One of the key beliefs held by many Wall Street investment banks and broker / dealers over the past 30 years is that the equity research business is critically important to attracting and keeping clients — whether it was institutional investors in the late 70’s and 80’s, or investment banking customers in the 90’s.
Unfortunately, now in the post-Settlement era, the real question isn’t whether equity research is important, but rather can Wall Street afford to fund equity research based on today’s economics and the lack of a viable business model.
According to data collected by Sanford Bernstein, the average equity research budget of the top eight investment banks was over $210 million per firm per year in 2003 — excluding legal, compliance, and corporate overhead. Based on our own estimates, this would put Wall Street equity research budgets at over $390 million per firm, or in excess of $190,000 PER YEAR PER COMPANY UNDER COVERAGE.
With equity commissions on the wane, ECN use on the rise, and the inability to support equity research with investment banking, some might ask if it makes financial sense to continue producing Wall Street equity research.
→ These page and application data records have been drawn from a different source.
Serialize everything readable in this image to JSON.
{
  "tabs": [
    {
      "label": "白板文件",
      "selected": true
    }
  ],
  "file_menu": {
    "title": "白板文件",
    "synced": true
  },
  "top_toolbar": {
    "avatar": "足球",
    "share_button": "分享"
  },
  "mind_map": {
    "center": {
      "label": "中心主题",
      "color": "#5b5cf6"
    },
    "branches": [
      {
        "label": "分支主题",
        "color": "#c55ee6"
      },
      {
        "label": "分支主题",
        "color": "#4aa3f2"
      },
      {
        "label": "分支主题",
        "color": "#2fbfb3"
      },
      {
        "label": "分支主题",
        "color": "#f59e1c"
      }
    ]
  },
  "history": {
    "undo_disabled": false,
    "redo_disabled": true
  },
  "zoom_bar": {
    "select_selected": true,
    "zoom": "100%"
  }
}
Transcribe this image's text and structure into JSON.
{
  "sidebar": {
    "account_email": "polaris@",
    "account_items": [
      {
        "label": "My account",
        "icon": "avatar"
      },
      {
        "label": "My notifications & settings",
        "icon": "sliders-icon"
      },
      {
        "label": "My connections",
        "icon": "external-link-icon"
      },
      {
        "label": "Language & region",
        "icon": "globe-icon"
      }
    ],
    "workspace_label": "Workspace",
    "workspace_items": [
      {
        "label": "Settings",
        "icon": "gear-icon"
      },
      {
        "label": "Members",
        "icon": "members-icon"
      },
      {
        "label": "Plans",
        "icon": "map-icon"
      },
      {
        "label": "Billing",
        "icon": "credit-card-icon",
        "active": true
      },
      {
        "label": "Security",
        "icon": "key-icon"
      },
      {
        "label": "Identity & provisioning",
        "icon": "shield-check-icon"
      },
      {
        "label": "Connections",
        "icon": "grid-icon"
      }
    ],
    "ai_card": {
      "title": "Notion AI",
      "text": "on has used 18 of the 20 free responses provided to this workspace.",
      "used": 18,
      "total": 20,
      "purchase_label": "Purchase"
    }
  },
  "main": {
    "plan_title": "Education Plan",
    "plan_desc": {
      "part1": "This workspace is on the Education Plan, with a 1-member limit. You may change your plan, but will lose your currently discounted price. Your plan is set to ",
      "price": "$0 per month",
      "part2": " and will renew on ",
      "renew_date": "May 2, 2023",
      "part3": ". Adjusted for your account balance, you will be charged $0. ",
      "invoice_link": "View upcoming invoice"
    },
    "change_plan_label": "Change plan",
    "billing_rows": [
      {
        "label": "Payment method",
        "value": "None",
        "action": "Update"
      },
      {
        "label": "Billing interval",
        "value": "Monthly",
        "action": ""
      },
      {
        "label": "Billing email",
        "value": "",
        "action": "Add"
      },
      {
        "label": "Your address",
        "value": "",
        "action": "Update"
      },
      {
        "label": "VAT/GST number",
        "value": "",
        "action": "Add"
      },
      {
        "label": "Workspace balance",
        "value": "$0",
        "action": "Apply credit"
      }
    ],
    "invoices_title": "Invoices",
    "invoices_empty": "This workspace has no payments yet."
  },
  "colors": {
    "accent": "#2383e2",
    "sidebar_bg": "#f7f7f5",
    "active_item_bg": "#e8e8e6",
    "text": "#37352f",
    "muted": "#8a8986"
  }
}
Perhaps this is one reason that rumors continue to persist that a few venerable Wall Street firms question whether they should continue funding their equity research departments. A number of market participants whisper that Goldman might be considering getting out of the busines altogether and focusing on their profitable proprietary trading busines instead.
While we are not sure that such a dramatic rumor is true, we do know that the financial pressures faced by Wall Street research departments are very real and that it would not be surprising if some sell-side firms were undergoing this kind of soul searching.